**Exercise aim:**
Which lines in the records below contain the word "only"? Return each of them.

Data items
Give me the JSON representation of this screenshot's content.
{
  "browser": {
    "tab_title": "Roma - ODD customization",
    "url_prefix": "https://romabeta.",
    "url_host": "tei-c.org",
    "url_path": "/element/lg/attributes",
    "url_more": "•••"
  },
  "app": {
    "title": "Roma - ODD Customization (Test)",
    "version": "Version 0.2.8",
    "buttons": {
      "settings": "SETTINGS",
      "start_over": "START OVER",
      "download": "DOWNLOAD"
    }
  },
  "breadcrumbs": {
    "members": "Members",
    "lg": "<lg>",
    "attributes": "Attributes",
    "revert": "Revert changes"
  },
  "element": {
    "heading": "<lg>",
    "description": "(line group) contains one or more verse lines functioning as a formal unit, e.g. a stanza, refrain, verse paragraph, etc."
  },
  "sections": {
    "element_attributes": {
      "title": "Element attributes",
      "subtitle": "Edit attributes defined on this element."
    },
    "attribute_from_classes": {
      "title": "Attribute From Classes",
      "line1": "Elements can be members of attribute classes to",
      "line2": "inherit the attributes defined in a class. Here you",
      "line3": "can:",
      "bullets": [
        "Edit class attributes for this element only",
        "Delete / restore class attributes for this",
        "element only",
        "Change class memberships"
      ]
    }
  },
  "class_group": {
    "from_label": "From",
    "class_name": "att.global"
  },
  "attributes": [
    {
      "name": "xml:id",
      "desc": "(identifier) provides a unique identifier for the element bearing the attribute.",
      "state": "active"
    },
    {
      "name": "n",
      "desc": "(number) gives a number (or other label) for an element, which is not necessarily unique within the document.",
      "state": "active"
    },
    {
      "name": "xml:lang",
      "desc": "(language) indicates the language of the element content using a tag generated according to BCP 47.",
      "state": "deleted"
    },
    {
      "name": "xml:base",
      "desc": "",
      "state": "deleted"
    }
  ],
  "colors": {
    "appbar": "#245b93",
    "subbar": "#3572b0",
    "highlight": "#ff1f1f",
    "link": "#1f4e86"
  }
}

**Solution to this problem:**
        "Edit class attributes for this element only",
        "element only",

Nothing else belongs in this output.